• So that senders can encode the whole path as nested encrypted layers (like an onion) so that each intermediary ("hop") sees ("peels") only the layer that pertains to it ("hop payload"). I.e. Cryptographic packet routing.
• So that intermediaries, called "routing nodes" in Payment forwarding context, don't know who the original sender and final recipient are, and thus can't engage in things such as censorship. (Unlike e.g. Internet IP routing, where each hop can see the origin and recipient in the IPv4 packet.)
• So that intermediaries forward payments without knowing which other nodes, besides their predecessor or successor, are part of the path.
• So that intermediaries don't even know what their position is in the path.
15. Why Path finding by iterative trial-and-error?
• Because of incomplete (by design, see Onion-routing section) and ever-changing information, e.g. a channel's balances (how the capacity is allocated between the two peeers at a given moment) and liquidity (balances minus channel reserve and shit) are unknown to the network, for privacy reasons.
• Because the only channel information known to the rest of the network via channel gossip announcements is the aggregate capacity, for privacy and scalability (because broadcasting balance updates to the whole network would slow everything down again).
16. Why Commitment transactions?
• So that no one can cheat, because any participant can take their off-chain state (which is kept structured as a transaction) on-chain at any time.
• To implement refund clauses during Establishment, so that nothing ever gets lost, and channel partners don't have to trust each other.
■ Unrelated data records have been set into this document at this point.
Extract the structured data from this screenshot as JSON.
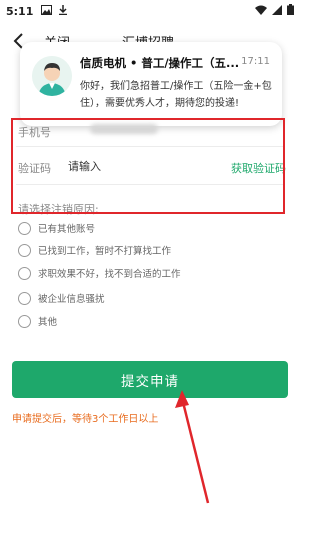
{
  "status_bar": {
    "time": "5:11",
    "icons": [
      "image-icon",
      "download-icon",
      "wifi-icon",
      "signal-icon",
      "battery-icon"
    ]
  },
  "header": {
    "back_icon": "chevron-left-icon",
    "close_label": "关闭",
    "title": "汇博招聘"
  },
  "notification": {
    "title": "信质电机 • 普工/操作工（五...",
    "time": "17:11",
    "body": "你好，我们急招普工/操作工（五险一金+包住），需要优秀人才，期待您的投递!"
  },
  "form": {
    "phone_label": "手机号",
    "code_label": "验证码",
    "code_placeholder": "请输入",
    "get_code_label": "获取验证码",
    "reason_label": "请选择注销原因:"
  },
  "options": [
    {
      "label": "已有其他账号"
    },
    {
      "label": "已找到工作，暂时不打算找工作"
    },
    {
      "label": "求职效果不好，找不到合适的工作"
    },
    {
      "label": "被企业信息骚扰"
    },
    {
      "label": "其他"
    }
  ],
  "submit_label": "提交申请",
  "hint": "申请提交后，等待3个工作日以上",
  "colors": {
    "accent": "#1ea86b",
    "hint": "#e86c1f",
    "annotation": "#e0262b"
  }
}
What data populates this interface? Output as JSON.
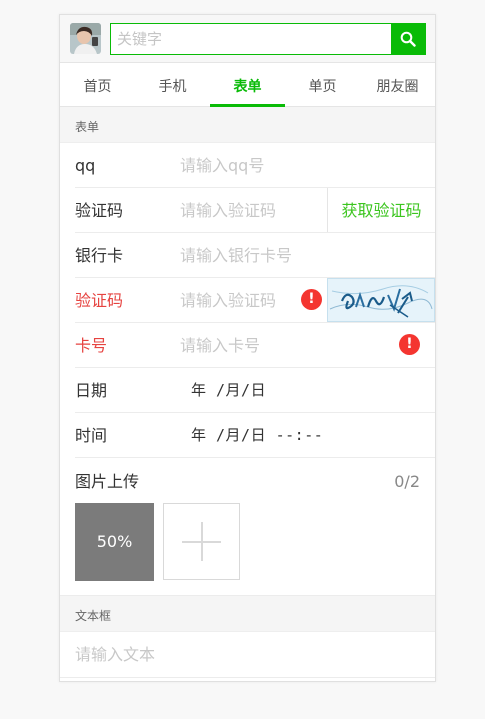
{
  "search": {
    "placeholder": "关键字"
  },
  "tabs": [
    {
      "label": "首页",
      "active": false
    },
    {
      "label": "手机",
      "active": false
    },
    {
      "label": "表单",
      "active": true
    },
    {
      "label": "单页",
      "active": false
    },
    {
      "label": "朋友圈",
      "active": false
    }
  ],
  "form": {
    "section_title": "表单",
    "qq": {
      "label": "qq",
      "placeholder": "请输入qq号"
    },
    "code": {
      "label": "验证码",
      "placeholder": "请输入验证码",
      "button": "获取验证码"
    },
    "bank": {
      "label": "银行卡",
      "placeholder": "请输入银行卡号"
    },
    "captcha": {
      "label": "验证码",
      "placeholder": "请输入验证码",
      "warn": "!"
    },
    "card": {
      "label": "卡号",
      "placeholder": "请输入卡号",
      "warn": "!"
    },
    "date": {
      "label": "日期",
      "value": "年 /月/日"
    },
    "time": {
      "label": "时间",
      "value": "年 /月/日 --:--"
    }
  },
  "upload": {
    "label": "图片上传",
    "count": "0/2",
    "progress": "50%"
  },
  "textarea_section": {
    "title": "文本框",
    "placeholder": "请输入文本"
  },
  "colors": {
    "accent": "#09bb07",
    "error": "#e64340",
    "warn_icon": "#f43530"
  }
}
So that before broadcasting the Funding transaction, you ask your peer to sign a transaction that pays your whole initial funding back to you.
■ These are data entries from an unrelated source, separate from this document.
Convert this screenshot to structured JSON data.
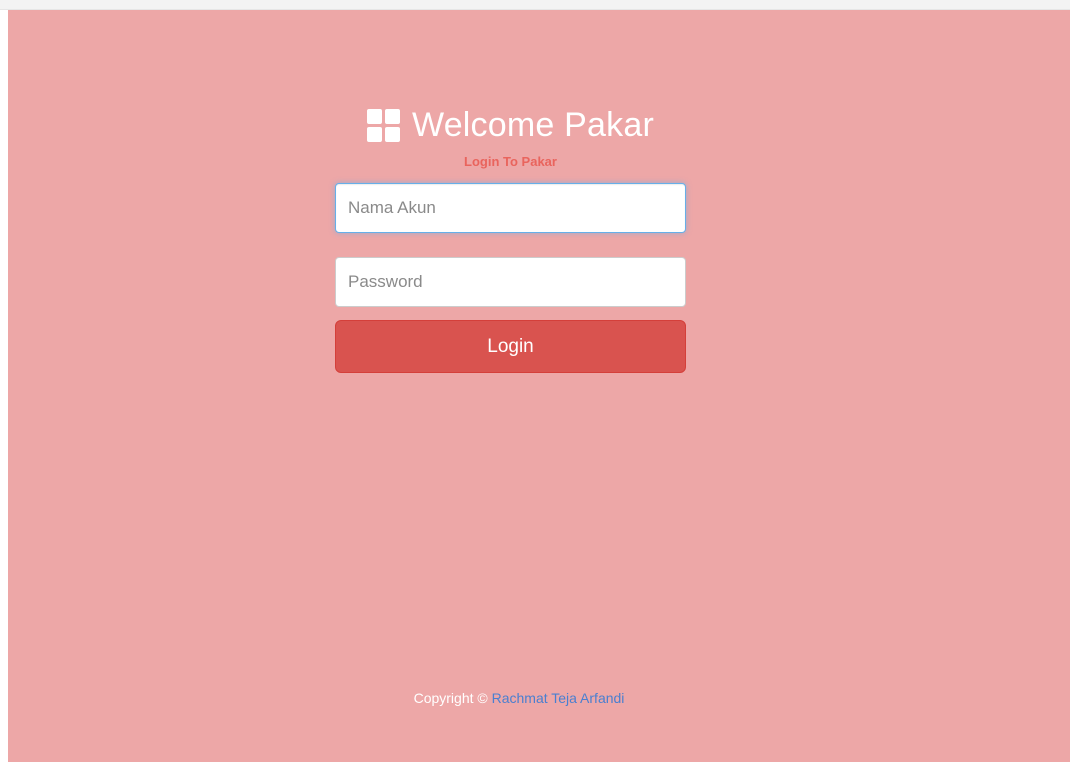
{
  "brand": {
    "icon": "windows-grid-icon",
    "title": "Welcome Pakar"
  },
  "subtitle": "Login To Pakar",
  "form": {
    "username_placeholder": "Nama Akun",
    "username_value": "",
    "password_placeholder": "Password",
    "password_value": "",
    "login_label": "Login"
  },
  "footer": {
    "prefix": "Copyright © ",
    "author": "Rachmat Teja Arfandi"
  },
  "colors": {
    "background": "#eda7a7",
    "accent": "#d9534f",
    "subtitle": "#e9645d",
    "link": "#4a7fd0"
  }
}
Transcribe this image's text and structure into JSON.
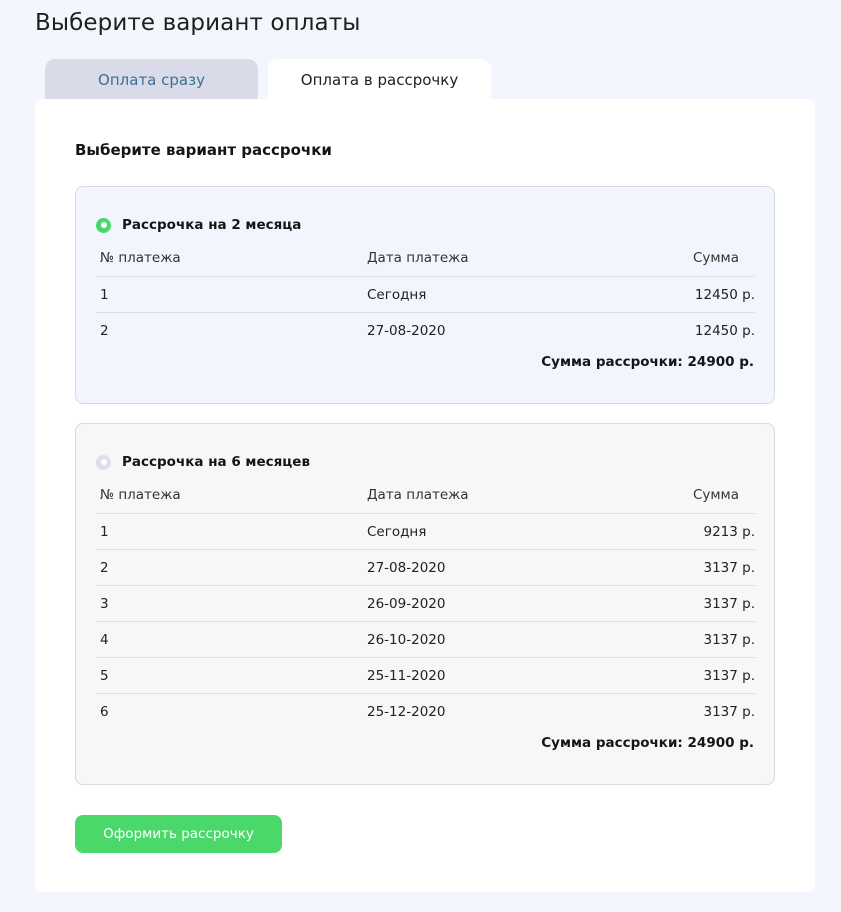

• Because you don't want to put your money in the 2-of-2 multisig Funding transaction without having a refund transaction first, because you'd then be vulnerable to the other end.
• To avoid reverting back to trust.
• To commit the latest balance distribution each time it changes during Normal operation. I.e. each time a payment is sent.
• (Note: These transactions are then the precise technical meaning of "sending a payment through the Lightning Network.")
• So that if your channel partner disappears, you have a transaction you can broadcast to the blockchain, to get your money back.
• It's implemented in various forms. E.g. It's the Else in HTLC. It's a refund timeout in Multisig.
17. Why timelock delays and revocation secrets?
• Timelock: To prevent and punish cheaters who publish old commitment transactions to the blockchain.
• Timelock: To prevent those who cheat by publishing old commitment transactions, from being able to immediately use the stolen funds, giving a window of time to the cheated to move them first.
• Timelock: To give the cheated a chance to claim the whole balance of the cheater.
• Revocation secret: To allow either party to bypass the timelock. So each partner has half of the secret and, with each balance update, one of them asks for the other's half, before signing the new commitment transaction.
• To eliminate profit incentives for cheating.
18. Why a required reserve for each channel balance?
• So that the cheating penalties always actually hurt. I.e. so that there's always enough "skin in the game."
19. Why Full Lightning Node (or 3rd-Party) + Self-managed (or custodial)?
• (3rd-party Node, Custodial wallet) for when you don't want to maintain a node, and don't care about someone else holding your keys. I.e. you only care about convenience.
• (3rd-party Node, Self-managed wallet) for when you don't want to maintain a LN node, but you want to manage your keys.
• (Full Node, Custodial wallet) for when you want to maintain your own LN node, but you don't care about managing your own keys. (I'm failing to imagine this use case.)
• (Full Node, Self-managed wallet) because you want full control, zero asking for permission for anything ever. Mr. Sovereign Individual.
20. Why the Noise Protocol Framework?
• For authentication, encryption, privacy, and resistance to traffic analysis, eavesdropping, and other malicious interference.
• To authenticate any information announced on behalf of a node, by using a long-term public key on Bitcoin's secp256k1 curve.

### External Resources #

See current full book's WIP here.